A season of anthropological fieldwork gone wrong. In this thoughtful memoir, Caton (Anthropology/Harvard Univ.) returns many years later to try to learn why.
In 1979, Caton journeyed to North Yemen to study the poetry of the Bedouin people, an important aspect of their oral tradition—which, he imagined, could be understood only out in the sticks. It turns out, he writes, that many poets had migrated from the impoverished countryside to the city, and “the ‘hottest’ tribal poet in Yemen in 1979, Muhammad al-Gharsi, whose cassette tapes sold out before everyone else’s in the stereo stores, had his main residence in Sana’a, where he was in the army.” Still, there Caton was, in a countryside scarcely served by roads and in a time of war between Marxists and royalists, political divisions that didn’t make much difference to the people of Khawlan al-Tiyal but turned his attention away from poetry to violence and the ways in which Arab villagers handle both conflict and peacemaking. When two young girls from a nearby sheikdom were allegedly abducted by one of Caton’s villager neighbors, Caton found himself no longer a mere observer; indeed, he was arrested as a spy by state security agents, for reasons that never quite become clear but that were evidently meant to teach him, the nosy outsider, a lesson. Writes Caton, “One should never underestimate the Yemeni sense of the absurd”; still, puzzling out why all that should have happened has to await his return 20 years later. Though Caton’s tale hangs on these presumably uncommon turns, he packs in a good deal of information about ordinary Yemeni life, which, he suggests, it would do Americans well to understand, especially inasmuch as Yemen seems to be one of the few countries in the region that has not turned resolutely anti-American.
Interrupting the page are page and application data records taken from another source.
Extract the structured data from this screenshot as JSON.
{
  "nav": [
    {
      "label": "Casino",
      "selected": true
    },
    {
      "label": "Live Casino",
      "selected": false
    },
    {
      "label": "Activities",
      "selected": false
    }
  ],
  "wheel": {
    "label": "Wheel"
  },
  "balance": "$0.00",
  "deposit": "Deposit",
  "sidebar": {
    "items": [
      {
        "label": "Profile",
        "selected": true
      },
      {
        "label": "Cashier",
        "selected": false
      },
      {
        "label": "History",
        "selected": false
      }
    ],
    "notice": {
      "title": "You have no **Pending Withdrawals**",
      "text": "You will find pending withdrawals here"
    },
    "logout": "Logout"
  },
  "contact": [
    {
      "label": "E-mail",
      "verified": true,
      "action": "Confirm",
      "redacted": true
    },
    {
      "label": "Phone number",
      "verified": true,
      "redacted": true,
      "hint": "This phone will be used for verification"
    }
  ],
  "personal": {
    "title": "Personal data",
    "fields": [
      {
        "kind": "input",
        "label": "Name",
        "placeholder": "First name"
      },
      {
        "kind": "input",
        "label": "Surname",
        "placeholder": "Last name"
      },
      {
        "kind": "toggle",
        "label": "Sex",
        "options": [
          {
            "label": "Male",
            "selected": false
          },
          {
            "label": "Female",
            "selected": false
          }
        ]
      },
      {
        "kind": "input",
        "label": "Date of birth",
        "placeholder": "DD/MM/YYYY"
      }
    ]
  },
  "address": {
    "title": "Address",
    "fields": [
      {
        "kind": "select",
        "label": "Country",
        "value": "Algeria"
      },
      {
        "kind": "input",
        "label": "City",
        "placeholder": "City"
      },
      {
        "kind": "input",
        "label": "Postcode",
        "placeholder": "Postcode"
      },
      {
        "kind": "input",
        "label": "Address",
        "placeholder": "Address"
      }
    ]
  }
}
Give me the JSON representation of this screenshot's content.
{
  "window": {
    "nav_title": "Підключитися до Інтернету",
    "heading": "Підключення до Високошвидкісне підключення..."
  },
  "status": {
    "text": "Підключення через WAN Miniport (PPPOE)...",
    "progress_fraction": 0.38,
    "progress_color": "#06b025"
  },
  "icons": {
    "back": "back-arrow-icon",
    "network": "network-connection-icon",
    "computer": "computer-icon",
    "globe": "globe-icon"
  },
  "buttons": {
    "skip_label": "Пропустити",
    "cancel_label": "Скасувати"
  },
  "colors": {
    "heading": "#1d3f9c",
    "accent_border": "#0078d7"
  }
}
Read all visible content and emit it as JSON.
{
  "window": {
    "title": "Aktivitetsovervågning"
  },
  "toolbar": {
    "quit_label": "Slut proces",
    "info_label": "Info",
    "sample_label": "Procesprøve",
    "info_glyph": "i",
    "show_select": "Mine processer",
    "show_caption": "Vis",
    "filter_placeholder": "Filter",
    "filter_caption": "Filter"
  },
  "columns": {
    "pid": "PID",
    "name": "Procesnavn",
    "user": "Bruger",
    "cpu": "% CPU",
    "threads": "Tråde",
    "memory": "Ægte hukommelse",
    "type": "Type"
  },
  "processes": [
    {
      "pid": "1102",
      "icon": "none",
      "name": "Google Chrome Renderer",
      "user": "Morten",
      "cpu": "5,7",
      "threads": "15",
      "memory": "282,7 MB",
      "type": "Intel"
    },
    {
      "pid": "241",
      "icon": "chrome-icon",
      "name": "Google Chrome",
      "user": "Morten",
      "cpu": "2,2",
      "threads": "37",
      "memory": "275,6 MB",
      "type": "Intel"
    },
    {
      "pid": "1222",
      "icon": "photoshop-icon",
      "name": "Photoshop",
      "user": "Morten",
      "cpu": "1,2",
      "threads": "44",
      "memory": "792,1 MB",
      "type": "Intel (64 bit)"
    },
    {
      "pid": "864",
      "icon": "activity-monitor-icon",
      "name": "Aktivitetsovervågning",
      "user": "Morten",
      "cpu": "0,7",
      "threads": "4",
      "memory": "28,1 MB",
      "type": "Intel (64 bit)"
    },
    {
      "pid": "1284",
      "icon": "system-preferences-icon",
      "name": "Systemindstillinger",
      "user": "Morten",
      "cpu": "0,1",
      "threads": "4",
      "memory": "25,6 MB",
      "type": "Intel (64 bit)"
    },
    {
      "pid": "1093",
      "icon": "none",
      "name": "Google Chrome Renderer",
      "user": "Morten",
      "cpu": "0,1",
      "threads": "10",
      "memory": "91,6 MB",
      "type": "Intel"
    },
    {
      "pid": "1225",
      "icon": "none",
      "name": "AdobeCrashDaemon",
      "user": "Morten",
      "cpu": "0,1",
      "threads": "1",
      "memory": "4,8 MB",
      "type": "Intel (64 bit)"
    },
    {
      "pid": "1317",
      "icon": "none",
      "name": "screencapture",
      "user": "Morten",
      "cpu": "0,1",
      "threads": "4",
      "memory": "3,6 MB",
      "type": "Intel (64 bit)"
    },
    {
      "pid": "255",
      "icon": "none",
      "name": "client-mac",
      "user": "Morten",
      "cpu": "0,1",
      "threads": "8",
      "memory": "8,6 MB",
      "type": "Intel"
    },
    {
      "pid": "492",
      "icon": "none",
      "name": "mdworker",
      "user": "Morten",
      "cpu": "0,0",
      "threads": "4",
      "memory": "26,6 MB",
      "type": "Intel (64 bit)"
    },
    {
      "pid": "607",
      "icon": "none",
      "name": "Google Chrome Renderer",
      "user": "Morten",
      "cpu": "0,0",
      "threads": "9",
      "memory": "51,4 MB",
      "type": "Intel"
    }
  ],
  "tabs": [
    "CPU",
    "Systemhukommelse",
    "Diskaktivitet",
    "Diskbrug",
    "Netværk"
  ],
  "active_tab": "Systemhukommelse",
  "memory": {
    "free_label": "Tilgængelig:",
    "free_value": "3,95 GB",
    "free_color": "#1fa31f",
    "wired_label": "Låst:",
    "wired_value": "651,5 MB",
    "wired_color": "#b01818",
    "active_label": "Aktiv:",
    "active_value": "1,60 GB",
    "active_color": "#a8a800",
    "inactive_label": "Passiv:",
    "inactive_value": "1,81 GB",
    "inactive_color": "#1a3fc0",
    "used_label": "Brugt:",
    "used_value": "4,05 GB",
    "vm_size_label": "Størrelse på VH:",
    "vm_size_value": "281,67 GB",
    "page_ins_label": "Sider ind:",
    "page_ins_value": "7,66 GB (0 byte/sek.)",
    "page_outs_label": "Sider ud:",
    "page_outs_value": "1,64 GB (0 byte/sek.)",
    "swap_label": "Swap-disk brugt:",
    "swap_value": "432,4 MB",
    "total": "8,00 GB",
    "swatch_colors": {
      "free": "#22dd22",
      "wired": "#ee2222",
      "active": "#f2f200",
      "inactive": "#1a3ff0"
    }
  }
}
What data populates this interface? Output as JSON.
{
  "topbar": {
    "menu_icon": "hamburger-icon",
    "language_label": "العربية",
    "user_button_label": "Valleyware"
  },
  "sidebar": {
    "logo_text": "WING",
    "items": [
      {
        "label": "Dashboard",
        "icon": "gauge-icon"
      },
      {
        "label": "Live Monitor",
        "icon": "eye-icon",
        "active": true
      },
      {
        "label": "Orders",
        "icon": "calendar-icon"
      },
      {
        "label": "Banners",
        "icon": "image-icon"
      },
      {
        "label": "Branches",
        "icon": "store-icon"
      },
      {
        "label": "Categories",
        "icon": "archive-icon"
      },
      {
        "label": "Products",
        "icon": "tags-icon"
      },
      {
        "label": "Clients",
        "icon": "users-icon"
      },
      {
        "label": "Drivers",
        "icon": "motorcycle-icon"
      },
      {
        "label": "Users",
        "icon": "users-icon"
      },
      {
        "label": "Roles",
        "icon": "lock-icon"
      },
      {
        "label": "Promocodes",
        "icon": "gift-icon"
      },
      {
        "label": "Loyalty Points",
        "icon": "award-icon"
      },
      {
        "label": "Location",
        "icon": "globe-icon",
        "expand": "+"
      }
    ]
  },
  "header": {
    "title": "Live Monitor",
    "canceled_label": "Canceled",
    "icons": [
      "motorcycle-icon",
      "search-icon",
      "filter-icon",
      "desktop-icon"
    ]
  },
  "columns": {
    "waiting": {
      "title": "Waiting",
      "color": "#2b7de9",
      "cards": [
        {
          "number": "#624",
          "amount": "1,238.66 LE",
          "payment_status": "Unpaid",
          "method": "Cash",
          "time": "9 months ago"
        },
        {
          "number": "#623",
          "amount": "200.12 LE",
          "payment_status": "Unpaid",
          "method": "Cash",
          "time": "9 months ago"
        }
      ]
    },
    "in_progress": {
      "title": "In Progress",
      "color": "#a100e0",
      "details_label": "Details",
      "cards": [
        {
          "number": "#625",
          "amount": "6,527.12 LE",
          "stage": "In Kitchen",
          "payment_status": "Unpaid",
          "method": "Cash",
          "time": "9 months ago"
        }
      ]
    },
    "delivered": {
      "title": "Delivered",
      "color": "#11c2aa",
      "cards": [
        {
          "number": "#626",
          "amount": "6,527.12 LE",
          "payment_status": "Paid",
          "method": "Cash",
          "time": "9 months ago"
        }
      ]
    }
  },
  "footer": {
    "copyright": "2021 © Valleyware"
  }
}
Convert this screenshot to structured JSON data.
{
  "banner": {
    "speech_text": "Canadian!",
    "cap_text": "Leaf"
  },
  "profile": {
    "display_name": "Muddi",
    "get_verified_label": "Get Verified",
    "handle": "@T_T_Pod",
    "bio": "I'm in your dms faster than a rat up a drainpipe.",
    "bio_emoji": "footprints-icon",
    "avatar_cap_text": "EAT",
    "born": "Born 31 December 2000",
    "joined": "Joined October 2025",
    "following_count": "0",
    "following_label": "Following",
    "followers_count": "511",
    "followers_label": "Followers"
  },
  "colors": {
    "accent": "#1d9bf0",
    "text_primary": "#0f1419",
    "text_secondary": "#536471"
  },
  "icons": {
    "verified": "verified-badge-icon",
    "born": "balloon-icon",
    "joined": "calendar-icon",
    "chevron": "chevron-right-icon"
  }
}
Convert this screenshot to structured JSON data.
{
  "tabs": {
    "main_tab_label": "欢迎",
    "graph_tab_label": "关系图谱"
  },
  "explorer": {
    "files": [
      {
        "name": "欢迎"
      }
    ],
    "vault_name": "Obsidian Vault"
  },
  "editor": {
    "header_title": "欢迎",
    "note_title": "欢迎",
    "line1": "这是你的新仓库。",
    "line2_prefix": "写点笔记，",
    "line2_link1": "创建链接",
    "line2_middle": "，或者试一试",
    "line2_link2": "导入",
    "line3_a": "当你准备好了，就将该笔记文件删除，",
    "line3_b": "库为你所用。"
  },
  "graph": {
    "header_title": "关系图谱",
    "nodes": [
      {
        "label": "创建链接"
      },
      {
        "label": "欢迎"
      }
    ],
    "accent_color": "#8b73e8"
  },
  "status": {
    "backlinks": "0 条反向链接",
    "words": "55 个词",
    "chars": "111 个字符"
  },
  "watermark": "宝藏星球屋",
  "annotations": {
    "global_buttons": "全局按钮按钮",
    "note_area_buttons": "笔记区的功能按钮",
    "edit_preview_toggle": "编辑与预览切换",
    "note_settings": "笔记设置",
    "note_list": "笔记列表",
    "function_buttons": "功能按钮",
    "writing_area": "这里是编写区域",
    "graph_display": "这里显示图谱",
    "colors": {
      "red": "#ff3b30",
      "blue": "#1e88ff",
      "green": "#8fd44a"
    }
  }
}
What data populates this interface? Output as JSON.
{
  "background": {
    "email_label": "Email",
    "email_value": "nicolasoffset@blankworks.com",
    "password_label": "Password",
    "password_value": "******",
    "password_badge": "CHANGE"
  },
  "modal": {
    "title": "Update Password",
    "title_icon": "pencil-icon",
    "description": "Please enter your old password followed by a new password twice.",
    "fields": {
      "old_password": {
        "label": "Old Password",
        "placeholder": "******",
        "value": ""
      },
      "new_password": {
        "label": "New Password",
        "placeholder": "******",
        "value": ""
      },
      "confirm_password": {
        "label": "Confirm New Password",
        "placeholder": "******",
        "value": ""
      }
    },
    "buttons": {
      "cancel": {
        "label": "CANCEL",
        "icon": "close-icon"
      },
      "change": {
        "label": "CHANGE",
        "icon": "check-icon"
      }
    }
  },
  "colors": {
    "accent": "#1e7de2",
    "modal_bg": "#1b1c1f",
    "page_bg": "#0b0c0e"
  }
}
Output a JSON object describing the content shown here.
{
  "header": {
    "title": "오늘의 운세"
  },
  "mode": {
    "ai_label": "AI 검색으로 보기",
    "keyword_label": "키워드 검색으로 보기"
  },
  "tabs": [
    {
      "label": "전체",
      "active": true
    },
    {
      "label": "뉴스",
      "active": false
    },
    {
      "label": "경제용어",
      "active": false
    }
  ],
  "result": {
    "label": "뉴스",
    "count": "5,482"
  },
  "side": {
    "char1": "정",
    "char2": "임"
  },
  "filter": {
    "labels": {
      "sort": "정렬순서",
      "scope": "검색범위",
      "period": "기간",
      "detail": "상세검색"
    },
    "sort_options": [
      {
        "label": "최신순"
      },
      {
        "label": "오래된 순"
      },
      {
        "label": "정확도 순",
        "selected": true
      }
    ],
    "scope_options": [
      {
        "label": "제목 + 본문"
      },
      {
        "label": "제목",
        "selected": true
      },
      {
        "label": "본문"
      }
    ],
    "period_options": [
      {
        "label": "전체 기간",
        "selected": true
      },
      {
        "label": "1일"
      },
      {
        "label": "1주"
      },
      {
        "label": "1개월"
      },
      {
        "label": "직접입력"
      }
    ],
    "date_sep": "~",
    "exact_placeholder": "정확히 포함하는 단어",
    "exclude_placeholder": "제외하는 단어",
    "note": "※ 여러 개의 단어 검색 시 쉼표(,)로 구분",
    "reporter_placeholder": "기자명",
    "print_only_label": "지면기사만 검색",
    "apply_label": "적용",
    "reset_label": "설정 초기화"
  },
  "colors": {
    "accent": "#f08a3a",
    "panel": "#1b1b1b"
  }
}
A worthy companion to Eric Hansen’s Motoring with Mohammed (1991), the best recent look at the country.